§ TASK DESCRIPTION: Do any lines in the data below contain "accent"? If so, copy every one of them.

§ EXERCISE INPUT:
+++

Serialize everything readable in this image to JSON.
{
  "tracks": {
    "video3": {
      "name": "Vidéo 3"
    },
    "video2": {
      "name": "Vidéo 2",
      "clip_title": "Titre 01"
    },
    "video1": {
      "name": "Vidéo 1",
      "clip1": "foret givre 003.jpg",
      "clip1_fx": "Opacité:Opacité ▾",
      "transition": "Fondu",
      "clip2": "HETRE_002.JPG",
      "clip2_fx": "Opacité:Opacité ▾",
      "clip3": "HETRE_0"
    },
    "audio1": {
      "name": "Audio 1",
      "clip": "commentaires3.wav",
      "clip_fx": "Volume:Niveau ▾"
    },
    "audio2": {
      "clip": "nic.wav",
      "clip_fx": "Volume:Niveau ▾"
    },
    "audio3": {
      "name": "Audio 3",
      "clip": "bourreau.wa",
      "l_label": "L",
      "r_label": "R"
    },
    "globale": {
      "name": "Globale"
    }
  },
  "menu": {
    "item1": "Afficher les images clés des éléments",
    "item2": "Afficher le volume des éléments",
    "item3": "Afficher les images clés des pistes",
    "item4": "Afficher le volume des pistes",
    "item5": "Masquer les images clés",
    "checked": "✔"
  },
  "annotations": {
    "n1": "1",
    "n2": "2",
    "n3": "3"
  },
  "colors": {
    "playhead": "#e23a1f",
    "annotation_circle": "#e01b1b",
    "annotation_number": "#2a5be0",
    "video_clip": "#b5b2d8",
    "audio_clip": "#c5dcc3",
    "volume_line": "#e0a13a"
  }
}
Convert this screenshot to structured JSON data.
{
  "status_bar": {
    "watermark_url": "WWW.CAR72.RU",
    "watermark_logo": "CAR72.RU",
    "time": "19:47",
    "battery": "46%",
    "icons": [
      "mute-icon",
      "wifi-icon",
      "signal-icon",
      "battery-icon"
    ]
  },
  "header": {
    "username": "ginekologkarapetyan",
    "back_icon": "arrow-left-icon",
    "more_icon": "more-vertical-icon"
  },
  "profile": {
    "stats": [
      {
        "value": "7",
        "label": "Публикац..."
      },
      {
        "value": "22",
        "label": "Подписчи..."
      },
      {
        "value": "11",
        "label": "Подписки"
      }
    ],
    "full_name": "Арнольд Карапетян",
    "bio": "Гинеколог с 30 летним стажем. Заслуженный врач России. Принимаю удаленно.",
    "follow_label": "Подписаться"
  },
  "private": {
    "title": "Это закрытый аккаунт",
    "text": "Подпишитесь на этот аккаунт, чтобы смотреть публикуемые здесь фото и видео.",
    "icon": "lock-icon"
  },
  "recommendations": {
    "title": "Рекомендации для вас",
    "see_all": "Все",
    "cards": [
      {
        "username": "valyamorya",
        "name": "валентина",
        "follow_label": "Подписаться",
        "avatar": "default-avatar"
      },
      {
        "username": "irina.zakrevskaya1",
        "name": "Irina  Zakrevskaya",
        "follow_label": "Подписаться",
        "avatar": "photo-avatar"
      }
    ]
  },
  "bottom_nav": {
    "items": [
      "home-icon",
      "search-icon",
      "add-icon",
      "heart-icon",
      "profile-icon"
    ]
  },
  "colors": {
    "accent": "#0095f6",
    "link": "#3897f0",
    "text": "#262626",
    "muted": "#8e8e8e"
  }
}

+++

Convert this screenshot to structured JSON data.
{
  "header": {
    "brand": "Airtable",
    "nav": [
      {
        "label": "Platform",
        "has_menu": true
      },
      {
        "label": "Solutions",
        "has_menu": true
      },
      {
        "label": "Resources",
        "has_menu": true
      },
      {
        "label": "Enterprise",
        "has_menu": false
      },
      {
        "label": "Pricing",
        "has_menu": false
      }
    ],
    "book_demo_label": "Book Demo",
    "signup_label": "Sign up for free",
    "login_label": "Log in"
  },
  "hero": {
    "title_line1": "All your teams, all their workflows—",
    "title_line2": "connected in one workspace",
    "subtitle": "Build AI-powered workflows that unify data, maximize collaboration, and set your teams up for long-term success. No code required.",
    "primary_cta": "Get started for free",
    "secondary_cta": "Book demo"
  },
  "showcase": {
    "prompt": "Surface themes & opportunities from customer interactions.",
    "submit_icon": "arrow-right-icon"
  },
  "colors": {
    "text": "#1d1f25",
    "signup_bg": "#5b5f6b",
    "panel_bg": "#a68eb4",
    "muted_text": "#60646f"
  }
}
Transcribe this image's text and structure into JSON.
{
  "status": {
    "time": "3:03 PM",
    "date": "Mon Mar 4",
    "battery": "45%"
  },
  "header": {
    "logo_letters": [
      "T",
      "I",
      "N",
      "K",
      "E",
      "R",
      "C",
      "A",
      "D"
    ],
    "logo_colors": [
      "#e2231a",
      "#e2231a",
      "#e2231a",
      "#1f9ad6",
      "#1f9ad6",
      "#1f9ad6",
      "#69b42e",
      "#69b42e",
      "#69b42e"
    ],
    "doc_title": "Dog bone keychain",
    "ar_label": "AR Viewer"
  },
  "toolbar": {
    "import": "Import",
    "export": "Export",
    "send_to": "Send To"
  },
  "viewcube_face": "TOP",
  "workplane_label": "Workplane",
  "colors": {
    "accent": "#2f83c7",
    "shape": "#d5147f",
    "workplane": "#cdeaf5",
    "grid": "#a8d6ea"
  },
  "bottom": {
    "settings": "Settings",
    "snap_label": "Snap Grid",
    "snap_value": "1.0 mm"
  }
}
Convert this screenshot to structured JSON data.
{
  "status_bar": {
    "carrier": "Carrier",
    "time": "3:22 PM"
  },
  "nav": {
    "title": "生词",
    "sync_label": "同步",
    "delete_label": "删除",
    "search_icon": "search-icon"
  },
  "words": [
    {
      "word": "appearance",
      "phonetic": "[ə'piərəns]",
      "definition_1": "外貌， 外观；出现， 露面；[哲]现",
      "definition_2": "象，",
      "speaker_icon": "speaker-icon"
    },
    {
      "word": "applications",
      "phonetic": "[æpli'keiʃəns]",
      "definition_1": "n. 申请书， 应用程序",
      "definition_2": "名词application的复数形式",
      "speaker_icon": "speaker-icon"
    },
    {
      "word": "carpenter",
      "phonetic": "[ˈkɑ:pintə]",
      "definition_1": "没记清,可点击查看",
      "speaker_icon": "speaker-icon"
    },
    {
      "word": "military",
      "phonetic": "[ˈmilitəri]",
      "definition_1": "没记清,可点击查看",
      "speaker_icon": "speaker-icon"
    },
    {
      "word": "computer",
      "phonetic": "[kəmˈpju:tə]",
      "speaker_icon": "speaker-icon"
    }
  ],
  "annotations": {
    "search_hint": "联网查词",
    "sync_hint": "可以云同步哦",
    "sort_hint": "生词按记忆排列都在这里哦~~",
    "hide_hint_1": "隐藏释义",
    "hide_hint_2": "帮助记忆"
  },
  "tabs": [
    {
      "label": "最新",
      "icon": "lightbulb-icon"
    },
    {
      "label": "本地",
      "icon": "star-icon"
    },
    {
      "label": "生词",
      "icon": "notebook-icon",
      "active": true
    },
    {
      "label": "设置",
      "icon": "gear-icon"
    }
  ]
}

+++

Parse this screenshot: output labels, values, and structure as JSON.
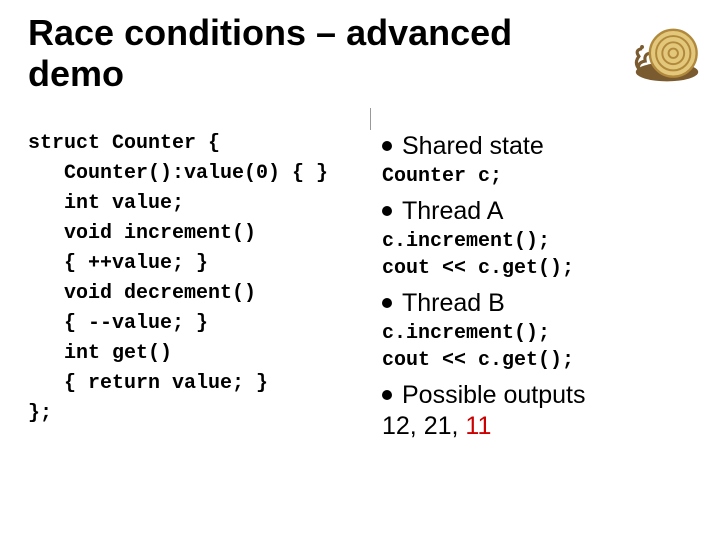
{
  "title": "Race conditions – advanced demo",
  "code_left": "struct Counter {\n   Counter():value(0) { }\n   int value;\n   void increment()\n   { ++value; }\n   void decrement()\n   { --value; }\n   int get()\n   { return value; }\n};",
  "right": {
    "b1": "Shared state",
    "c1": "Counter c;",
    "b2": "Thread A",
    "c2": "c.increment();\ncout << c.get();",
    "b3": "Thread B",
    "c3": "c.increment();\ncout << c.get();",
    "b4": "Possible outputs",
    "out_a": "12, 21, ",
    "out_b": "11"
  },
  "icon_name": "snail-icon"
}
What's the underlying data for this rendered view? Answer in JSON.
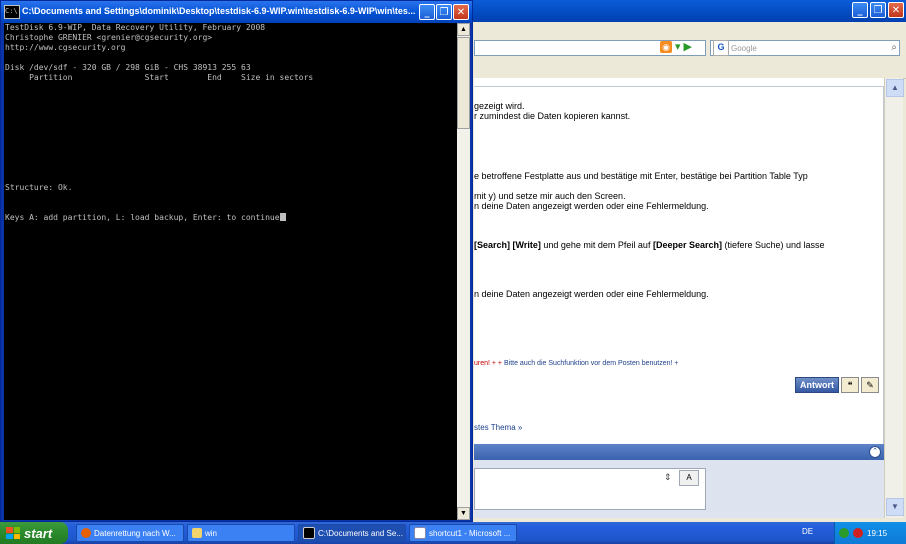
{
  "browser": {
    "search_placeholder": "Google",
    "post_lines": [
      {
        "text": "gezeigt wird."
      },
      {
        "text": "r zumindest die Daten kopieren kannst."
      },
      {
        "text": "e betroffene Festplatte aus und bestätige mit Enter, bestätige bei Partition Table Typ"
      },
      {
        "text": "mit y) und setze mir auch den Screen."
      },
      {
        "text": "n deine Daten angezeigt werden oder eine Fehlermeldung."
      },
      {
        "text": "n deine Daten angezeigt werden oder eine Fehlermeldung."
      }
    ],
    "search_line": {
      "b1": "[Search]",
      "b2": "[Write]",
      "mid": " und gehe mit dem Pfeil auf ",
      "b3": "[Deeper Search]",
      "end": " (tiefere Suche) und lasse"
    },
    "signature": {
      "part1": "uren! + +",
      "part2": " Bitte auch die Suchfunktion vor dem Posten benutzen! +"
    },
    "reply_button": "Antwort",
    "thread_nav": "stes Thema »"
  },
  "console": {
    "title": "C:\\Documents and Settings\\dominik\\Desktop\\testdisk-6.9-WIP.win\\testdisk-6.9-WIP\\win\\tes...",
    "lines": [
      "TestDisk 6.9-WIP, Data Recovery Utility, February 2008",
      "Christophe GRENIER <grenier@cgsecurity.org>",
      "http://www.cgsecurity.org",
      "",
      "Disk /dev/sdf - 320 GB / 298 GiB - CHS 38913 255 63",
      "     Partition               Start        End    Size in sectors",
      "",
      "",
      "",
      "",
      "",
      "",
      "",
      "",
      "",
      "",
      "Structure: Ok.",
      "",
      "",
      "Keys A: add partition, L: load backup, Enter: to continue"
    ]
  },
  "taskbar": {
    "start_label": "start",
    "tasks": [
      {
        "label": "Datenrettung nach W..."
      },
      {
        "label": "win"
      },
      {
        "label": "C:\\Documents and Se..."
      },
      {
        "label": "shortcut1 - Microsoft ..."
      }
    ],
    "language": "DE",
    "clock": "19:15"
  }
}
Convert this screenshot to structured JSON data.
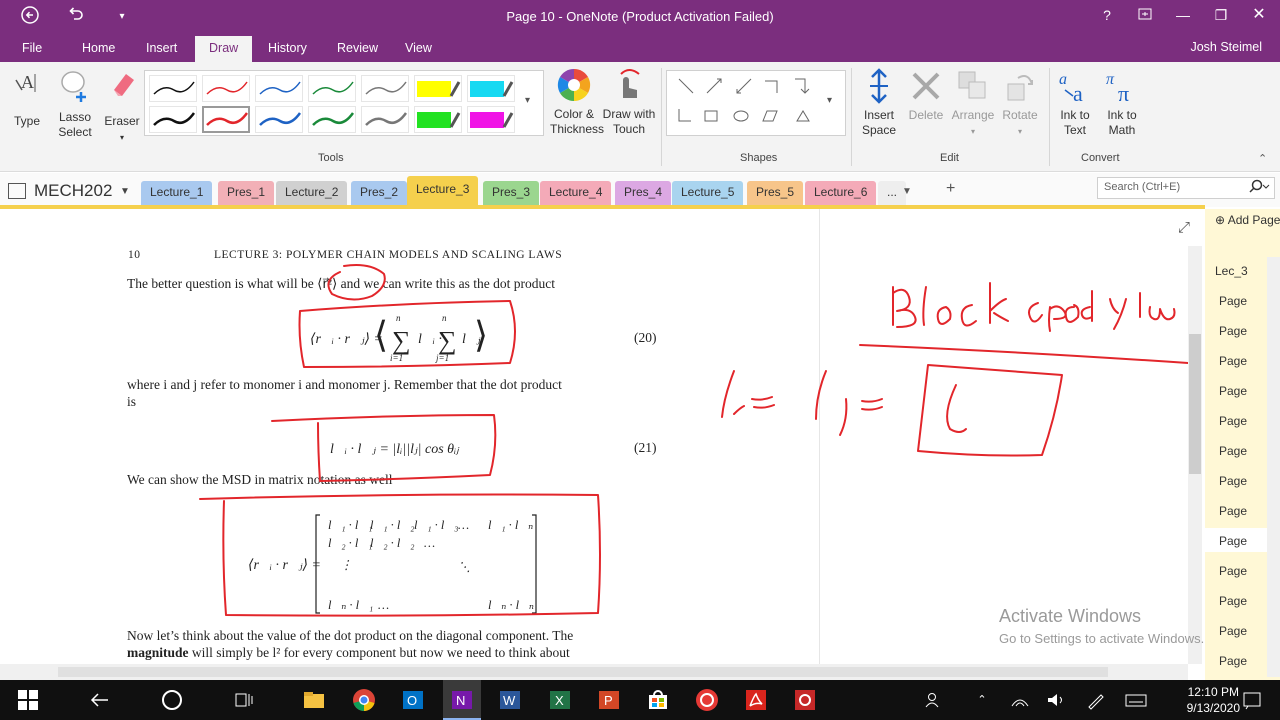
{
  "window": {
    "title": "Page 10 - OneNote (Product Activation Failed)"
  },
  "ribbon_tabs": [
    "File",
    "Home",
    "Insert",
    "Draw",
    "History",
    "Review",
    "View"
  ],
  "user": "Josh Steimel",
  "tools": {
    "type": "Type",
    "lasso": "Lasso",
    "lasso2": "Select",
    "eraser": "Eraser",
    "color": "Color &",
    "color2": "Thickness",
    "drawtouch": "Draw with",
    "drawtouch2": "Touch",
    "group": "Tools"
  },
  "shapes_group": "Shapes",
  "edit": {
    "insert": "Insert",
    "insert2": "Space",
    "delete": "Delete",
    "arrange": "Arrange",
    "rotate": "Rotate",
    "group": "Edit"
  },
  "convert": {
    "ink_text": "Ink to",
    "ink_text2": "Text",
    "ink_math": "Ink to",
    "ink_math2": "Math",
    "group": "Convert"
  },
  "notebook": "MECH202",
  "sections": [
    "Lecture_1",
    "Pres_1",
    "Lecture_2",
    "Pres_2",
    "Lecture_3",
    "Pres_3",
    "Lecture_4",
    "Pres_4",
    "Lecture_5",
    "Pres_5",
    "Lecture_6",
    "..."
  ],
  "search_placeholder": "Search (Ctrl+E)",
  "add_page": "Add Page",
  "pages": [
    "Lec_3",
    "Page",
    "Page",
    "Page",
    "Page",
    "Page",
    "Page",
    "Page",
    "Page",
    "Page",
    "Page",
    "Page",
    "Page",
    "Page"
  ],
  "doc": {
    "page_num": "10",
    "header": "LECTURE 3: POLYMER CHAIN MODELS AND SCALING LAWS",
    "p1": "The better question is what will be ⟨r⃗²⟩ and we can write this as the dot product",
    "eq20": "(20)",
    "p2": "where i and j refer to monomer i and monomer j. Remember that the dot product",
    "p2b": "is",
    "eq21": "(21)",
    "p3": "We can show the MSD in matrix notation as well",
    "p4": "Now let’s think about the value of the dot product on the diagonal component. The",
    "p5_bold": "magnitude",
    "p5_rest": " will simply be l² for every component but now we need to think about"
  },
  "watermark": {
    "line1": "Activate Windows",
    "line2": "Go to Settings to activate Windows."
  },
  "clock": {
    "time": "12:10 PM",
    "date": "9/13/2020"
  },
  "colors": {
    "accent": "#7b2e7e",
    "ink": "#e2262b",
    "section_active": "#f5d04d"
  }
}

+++

§ RESULT OF THE TASK:
    "accent": "#0095f6",
    "accent": "#2f83c7",
    "accent": "#7b2e7e",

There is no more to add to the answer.